EXERCISE PROMPT >>
For the records below, report how many lines include "this", with no accompanying text.

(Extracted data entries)
● ● ●

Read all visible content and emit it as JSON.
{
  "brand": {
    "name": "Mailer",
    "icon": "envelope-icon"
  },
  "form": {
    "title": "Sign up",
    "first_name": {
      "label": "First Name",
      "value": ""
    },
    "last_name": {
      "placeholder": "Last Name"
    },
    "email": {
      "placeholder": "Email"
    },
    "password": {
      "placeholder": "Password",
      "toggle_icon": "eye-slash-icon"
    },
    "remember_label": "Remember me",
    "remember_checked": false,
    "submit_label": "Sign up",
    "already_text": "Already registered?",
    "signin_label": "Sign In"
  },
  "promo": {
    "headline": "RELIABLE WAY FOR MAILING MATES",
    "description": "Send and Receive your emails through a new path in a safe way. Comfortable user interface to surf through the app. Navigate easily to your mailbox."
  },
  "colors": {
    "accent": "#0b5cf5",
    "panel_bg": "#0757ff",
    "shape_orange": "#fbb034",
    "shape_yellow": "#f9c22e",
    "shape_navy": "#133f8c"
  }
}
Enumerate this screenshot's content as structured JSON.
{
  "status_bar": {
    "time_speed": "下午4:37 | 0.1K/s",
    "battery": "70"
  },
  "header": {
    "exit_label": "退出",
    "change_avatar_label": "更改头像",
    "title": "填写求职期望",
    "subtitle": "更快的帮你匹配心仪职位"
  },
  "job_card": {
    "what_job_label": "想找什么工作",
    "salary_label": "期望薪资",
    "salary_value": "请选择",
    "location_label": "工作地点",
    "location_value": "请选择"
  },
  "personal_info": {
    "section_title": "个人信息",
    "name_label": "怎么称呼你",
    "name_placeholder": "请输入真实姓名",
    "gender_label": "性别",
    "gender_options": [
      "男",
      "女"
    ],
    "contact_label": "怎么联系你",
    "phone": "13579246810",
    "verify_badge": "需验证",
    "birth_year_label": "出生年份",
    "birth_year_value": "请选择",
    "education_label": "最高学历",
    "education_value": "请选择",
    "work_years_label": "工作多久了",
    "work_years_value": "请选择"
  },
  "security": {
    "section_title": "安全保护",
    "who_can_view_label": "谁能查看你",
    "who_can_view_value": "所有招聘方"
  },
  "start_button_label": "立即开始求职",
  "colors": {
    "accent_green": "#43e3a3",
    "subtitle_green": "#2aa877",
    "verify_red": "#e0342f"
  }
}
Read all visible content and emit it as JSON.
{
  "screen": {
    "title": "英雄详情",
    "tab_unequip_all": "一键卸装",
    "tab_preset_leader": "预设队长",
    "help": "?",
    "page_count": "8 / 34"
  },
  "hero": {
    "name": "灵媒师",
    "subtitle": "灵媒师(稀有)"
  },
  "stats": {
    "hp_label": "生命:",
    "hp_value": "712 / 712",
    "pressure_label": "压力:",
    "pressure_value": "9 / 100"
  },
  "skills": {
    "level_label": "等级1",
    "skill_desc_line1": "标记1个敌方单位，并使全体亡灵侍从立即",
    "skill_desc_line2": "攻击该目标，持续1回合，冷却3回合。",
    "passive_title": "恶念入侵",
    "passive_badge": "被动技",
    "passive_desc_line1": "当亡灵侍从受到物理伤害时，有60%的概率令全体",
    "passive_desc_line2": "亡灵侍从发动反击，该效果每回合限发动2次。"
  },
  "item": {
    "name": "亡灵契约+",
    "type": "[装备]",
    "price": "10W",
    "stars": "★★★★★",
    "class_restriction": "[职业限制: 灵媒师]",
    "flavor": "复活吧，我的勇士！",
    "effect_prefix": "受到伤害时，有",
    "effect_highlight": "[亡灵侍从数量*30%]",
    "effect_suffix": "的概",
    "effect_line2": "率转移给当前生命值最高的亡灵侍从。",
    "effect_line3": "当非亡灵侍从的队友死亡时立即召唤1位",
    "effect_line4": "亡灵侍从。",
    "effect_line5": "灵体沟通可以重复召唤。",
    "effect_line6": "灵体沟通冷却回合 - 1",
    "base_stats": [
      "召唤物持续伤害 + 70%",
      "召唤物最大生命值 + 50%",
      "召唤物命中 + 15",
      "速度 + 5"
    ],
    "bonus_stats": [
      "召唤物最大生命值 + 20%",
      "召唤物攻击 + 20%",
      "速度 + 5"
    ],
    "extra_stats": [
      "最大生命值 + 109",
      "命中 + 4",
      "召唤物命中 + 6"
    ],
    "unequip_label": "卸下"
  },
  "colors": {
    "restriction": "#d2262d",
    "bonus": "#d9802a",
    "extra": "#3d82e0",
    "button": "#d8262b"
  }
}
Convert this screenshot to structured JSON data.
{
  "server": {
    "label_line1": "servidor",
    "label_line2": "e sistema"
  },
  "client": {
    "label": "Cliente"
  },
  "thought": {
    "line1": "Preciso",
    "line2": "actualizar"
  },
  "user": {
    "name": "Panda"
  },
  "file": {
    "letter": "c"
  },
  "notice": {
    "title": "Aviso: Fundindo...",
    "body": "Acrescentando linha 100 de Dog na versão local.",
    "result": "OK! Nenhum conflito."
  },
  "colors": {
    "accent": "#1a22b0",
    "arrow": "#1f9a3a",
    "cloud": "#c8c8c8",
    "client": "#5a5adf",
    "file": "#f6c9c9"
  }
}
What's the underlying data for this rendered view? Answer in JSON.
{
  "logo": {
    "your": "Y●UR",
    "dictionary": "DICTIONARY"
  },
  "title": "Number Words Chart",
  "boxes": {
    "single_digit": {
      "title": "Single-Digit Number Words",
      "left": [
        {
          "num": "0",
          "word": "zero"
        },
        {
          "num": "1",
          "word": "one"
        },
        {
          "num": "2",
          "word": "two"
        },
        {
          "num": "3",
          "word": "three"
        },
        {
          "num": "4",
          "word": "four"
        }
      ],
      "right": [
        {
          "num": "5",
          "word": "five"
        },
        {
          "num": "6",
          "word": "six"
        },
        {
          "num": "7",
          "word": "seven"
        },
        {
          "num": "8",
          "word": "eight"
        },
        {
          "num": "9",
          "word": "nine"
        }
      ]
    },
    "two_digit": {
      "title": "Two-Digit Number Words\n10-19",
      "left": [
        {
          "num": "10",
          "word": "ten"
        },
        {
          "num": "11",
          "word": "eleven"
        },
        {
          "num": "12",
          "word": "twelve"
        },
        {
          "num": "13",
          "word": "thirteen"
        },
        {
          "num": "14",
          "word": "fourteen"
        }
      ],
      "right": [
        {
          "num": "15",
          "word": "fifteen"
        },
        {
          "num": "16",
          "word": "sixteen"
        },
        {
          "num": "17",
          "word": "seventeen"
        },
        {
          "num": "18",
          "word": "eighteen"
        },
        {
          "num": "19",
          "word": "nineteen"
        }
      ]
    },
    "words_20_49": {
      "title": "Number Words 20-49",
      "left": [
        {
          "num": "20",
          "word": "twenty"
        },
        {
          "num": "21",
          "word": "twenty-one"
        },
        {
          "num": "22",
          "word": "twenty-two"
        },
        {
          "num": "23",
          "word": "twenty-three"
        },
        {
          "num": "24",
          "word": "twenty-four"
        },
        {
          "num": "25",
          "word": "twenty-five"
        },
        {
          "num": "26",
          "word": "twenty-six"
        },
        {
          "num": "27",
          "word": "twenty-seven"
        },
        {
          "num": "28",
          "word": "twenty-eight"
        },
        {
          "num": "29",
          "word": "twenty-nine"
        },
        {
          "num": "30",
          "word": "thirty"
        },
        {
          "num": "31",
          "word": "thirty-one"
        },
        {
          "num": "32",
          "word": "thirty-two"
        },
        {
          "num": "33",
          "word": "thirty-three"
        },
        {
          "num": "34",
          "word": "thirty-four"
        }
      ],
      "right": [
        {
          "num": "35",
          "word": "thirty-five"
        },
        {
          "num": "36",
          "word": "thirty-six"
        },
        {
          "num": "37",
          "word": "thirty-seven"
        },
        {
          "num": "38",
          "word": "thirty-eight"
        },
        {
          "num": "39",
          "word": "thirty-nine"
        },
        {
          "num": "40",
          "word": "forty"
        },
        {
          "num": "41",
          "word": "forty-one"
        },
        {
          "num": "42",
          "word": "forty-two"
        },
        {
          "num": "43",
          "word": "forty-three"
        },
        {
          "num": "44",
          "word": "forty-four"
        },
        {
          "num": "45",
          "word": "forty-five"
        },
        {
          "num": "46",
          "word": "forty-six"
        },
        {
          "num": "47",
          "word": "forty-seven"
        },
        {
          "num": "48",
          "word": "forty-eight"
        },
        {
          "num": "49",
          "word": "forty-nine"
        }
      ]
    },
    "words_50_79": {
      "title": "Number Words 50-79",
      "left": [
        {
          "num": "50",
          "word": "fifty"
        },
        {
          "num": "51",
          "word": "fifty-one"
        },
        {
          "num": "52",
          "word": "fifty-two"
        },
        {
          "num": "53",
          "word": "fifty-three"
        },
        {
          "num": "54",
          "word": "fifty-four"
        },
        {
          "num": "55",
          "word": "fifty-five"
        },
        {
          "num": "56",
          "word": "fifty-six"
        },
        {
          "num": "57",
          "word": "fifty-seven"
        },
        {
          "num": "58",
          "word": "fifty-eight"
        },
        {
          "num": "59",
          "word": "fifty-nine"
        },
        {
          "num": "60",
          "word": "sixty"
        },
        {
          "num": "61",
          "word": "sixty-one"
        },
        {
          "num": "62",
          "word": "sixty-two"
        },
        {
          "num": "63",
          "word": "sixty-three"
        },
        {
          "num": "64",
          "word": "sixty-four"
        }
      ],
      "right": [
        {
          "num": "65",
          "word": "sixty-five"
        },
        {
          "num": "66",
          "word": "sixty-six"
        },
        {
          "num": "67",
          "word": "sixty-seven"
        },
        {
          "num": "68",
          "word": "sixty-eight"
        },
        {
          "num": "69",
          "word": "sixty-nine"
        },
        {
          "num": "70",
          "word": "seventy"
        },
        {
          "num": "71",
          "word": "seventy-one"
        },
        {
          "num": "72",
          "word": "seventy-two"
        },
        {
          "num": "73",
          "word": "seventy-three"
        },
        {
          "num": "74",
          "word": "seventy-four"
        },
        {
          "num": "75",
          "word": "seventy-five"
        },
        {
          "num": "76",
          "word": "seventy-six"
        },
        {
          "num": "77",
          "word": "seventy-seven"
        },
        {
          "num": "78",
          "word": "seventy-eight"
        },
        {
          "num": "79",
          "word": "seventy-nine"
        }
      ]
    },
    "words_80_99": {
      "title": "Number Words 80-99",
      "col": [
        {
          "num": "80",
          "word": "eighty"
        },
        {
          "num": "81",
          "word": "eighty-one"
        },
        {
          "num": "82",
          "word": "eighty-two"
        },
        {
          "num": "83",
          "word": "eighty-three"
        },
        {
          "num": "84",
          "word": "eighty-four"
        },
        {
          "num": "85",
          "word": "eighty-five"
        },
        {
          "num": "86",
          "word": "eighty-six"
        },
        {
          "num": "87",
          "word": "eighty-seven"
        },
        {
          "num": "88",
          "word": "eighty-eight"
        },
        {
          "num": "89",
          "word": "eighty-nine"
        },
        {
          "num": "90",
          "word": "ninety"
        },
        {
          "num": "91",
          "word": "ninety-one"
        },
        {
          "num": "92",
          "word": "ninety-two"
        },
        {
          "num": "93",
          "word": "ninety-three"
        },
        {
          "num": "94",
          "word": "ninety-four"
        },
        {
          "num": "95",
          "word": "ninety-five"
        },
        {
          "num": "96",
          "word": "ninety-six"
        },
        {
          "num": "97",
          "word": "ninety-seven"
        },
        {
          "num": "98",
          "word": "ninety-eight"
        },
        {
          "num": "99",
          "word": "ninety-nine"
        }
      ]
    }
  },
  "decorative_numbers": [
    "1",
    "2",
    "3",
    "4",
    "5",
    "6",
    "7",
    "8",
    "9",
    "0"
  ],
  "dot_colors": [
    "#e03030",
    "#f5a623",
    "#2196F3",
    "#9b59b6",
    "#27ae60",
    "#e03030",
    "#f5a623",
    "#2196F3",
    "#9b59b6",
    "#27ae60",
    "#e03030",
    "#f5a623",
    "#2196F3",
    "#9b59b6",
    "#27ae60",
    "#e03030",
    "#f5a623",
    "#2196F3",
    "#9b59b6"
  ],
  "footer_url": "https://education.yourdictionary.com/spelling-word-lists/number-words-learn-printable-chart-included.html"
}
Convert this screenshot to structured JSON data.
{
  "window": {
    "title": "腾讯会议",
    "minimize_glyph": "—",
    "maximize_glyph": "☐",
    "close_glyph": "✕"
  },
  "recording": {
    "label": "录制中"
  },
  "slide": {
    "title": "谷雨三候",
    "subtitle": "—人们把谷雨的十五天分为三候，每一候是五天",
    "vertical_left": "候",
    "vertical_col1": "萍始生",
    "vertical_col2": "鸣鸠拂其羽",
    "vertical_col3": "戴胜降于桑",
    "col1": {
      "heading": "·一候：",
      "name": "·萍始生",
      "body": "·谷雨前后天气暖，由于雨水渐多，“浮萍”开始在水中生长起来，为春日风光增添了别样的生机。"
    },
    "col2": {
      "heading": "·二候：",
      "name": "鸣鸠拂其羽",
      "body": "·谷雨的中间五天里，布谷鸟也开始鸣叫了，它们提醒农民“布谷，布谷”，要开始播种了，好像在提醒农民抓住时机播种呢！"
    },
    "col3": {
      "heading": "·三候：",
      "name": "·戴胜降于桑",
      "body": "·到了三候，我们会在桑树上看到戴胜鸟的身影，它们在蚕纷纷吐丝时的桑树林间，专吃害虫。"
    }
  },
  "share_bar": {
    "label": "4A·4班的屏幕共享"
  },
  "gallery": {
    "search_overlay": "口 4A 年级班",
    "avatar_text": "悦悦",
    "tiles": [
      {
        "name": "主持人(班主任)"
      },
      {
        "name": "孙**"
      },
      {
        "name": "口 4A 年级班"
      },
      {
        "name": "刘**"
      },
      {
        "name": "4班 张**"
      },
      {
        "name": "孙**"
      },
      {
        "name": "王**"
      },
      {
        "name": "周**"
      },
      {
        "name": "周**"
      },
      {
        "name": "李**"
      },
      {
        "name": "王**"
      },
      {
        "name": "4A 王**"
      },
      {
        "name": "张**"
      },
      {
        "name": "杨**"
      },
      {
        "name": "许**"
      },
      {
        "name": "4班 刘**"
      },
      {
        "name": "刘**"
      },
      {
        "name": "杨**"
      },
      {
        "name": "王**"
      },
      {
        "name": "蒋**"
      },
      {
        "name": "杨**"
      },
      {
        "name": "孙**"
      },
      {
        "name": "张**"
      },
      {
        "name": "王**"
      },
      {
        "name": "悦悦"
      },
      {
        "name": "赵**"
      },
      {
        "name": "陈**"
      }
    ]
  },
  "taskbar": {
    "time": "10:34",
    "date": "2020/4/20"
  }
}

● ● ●

EXERCISE RESPONSE >>
4